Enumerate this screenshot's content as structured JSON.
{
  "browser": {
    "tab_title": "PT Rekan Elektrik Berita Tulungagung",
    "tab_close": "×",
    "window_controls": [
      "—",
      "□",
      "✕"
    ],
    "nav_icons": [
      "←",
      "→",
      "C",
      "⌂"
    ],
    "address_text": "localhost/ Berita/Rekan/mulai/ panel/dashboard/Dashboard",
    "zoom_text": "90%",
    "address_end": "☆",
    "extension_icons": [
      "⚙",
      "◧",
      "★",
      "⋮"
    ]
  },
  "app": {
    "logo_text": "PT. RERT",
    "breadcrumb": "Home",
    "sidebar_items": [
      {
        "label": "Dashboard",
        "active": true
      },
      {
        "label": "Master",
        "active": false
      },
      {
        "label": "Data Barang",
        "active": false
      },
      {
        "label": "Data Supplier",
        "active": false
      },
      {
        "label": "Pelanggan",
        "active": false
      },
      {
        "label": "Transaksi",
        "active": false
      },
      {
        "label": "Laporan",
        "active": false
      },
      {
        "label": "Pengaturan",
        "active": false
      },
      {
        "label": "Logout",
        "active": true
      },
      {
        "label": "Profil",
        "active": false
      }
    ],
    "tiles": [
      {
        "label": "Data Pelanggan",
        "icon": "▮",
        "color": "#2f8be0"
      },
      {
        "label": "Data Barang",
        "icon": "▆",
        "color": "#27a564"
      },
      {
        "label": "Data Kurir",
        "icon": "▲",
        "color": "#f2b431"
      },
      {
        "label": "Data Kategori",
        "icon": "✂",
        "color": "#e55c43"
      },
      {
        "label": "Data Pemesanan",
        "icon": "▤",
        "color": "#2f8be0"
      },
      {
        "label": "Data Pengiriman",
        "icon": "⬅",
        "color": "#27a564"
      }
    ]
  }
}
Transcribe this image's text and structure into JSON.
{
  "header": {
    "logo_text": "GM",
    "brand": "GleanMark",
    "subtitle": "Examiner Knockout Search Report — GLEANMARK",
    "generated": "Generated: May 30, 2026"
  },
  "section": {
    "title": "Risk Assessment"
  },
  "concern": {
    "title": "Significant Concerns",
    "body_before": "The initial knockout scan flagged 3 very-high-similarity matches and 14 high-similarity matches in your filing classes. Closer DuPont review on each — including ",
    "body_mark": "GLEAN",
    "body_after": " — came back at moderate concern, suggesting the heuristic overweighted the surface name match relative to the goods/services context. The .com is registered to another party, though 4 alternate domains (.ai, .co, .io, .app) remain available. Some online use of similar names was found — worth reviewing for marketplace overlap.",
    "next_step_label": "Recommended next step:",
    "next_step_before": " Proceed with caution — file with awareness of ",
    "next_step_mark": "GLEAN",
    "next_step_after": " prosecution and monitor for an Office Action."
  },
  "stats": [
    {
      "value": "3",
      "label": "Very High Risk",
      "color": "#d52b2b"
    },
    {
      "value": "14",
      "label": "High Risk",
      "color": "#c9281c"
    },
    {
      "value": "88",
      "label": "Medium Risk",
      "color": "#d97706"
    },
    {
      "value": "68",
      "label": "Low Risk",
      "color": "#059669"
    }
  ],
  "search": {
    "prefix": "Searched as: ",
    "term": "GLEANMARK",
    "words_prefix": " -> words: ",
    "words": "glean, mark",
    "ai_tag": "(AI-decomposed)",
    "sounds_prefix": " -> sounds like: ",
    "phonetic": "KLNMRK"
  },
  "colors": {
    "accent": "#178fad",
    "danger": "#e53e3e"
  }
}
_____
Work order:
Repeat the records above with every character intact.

Written answer:
Enumerate this screenshot's content as structured JSON.
{
  "browser": {
    "tab_title": "PT Rekan Elektrik Berita Tulungagung",
    "tab_close": "×",
    "window_controls": [
      "—",
      "□",
      "✕"
    ],
    "nav_icons": [
      "←",
      "→",
      "C",
      "⌂"
    ],
    "address_text": "localhost/ Berita/Rekan/mulai/ panel/dashboard/Dashboard",
    "zoom_text": "90%",
    "address_end": "☆",
    "extension_icons": [
      "⚙",
      "◧",
      "★",
      "⋮"
    ]
  },
  "app": {
    "logo_text": "PT. RERT",
    "breadcrumb": "Home",
    "sidebar_items": [
      {
        "label": "Dashboard",
        "active": true
      },
      {
        "label": "Master",
        "active": false
      },
      {
        "label": "Data Barang",
        "active": false
      },
      {
        "label": "Data Supplier",
        "active": false
      },
      {
        "label": "Pelanggan",
        "active": false
      },
      {
        "label": "Transaksi",
        "active": false
      },
      {
        "label": "Laporan",
        "active": false
      },
      {
        "label": "Pengaturan",
        "active": false
      },
      {
        "label": "Logout",
        "active": true
      },
      {
        "label": "Profil",
        "active": false
      }
    ],
    "tiles": [
      {
        "label": "Data Pelanggan",
        "icon": "▮",
        "color": "#2f8be0"
      },
      {
        "label": "Data Barang",
        "icon": "▆",
        "color": "#27a564"
      },
      {
        "label": "Data Kurir",
        "icon": "▲",
        "color": "#f2b431"
      },
      {
        "label": "Data Kategori",
        "icon": "✂",
        "color": "#e55c43"
      },
      {
        "label": "Data Pemesanan",
        "icon": "▤",
        "color": "#2f8be0"
      },
      {
        "label": "Data Pengiriman",
        "icon": "⬅",
        "color": "#27a564"
      }
    ]
  }
}
Transcribe this image's text and structure into JSON.
{
  "header": {
    "logo_text": "GM",
    "brand": "GleanMark",
    "subtitle": "Examiner Knockout Search Report — GLEANMARK",
    "generated": "Generated: May 30, 2026"
  },
  "section": {
    "title": "Risk Assessment"
  },
  "concern": {
    "title": "Significant Concerns",
    "body_before": "The initial knockout scan flagged 3 very-high-similarity matches and 14 high-similarity matches in your filing classes. Closer DuPont review on each — including ",
    "body_mark": "GLEAN",
    "body_after": " — came back at moderate concern, suggesting the heuristic overweighted the surface name match relative to the goods/services context. The .com is registered to another party, though 4 alternate domains (.ai, .co, .io, .app) remain available. Some online use of similar names was found — worth reviewing for marketplace overlap.",
    "next_step_label": "Recommended next step:",
    "next_step_before": " Proceed with caution — file with awareness of ",
    "next_step_mark": "GLEAN",
    "next_step_after": " prosecution and monitor for an Office Action."
  },
  "stats": [
    {
      "value": "3",
      "label": "Very High Risk",
      "color": "#d52b2b"
    },
    {
      "value": "14",
      "label": "High Risk",
      "color": "#c9281c"
    },
    {
      "value": "88",
      "label": "Medium Risk",
      "color": "#d97706"
    },
    {
      "value": "68",
      "label": "Low Risk",
      "color": "#059669"
    }
  ],
  "search": {
    "prefix": "Searched as: ",
    "term": "GLEANMARK",
    "words_prefix": " -> words: ",
    "words": "glean, mark",
    "ai_tag": "(AI-decomposed)",
    "sounds_prefix": " -> sounds like: ",
    "phonetic": "KLNMRK"
  },
  "colors": {
    "accent": "#178fad",
    "danger": "#e53e3e"
  }
}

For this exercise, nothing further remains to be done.